ERLANGER, Ky. — Derek Mayfield’s dream has come true.
“I did a ride along with them and I was hooked,” said Erlanger’s newest full-time firefighter/paramedic. “Instantly I knew. Here I am four years later.”
It was an historic occasion when Mayfield and Ray Embry took their oaths two weeks ago. It’s the first time in its 115-year history that Erlanger Fire/EMS is made up entirely of full-time firefighters – 32 to be exact.
Erlanger thought it was crucial to keep up with the times.
It’s “a big transition, big difference for us,” said Assistant Chief Dave McQuerry.
With two firehouses, Erlanger will have three shifts of nine. Mayfield and Embry will work together.
“It is a lot of sacrifice. I feel like it’s a very rewarding job,” said Embry. “I truly like being there when people need help.”
In the past, Erlanger had relied on volunteers or a mix of part-time and full-time firefighters. With help from the city, it was able to convert the part-time budget into full-time dollars.
“For the city it was just about a $30,000 to go from part-time to full-time,” McQuerry said.
The department says it does about 3,500 runs a year – or about 10 a day. They say being fully staffed not only will help the community but also help them.

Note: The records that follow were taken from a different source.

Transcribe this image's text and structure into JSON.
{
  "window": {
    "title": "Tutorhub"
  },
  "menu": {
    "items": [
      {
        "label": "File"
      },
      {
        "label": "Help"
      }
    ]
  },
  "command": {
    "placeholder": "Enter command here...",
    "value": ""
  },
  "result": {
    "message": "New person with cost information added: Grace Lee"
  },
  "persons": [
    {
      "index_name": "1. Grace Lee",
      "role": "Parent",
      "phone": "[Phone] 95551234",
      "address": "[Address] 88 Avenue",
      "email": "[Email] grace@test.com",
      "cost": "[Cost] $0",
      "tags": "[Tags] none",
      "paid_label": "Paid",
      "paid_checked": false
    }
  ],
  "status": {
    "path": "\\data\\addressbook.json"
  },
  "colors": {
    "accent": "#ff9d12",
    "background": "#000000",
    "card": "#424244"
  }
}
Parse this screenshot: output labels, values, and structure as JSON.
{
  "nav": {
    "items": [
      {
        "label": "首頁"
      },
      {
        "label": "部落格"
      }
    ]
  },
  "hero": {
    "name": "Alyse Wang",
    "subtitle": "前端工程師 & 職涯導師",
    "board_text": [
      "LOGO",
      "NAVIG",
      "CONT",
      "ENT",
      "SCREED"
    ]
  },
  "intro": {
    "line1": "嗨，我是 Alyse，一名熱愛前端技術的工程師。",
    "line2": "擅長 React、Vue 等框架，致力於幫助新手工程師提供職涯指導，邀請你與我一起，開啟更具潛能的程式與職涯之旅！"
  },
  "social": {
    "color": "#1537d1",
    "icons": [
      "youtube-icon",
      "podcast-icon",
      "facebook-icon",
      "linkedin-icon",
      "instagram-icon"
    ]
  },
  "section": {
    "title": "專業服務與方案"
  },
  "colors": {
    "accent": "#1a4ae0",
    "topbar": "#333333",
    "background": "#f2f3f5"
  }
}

“They’ll train together, work together, eat together, live here together, so it’s a big deal,” McQuerry said. “We’re out the door really quickly. We can get to you really fast.”
“You get guys who are working together every third day, so everyone figures out how everyone operates,” said Embry.
"With a full-time career, everyone is committed to this city, this department,” Mayfield said. “We’re always here 24/7 ready to do our job this way."
This comes at a time when the nation has seen a decline in volunteer firefighters.
“Volunteers were taking care of all the calls around here at one point,” said McQuerry. “Once that dropped off, we had to supplement with some paid staff, so that was part-time and also full-time in combination.”
Across the U.S., the number of volunteer firefighters dropped 15 percent between 2015 and 2017, according to a National Fire Protection Association report - from more than 800,000 to a little over 682,000.
“When the volunteer program ended a few years ago, we saw a decrease in our response time,” McQuerry said. “We were able to get out of the door faster and not wait for people to come from home.”
For Mayfield, sworn in just two weeks ago, the job is everything he expected it to be.
“I really love working with these guys. They’re great guys!” he said.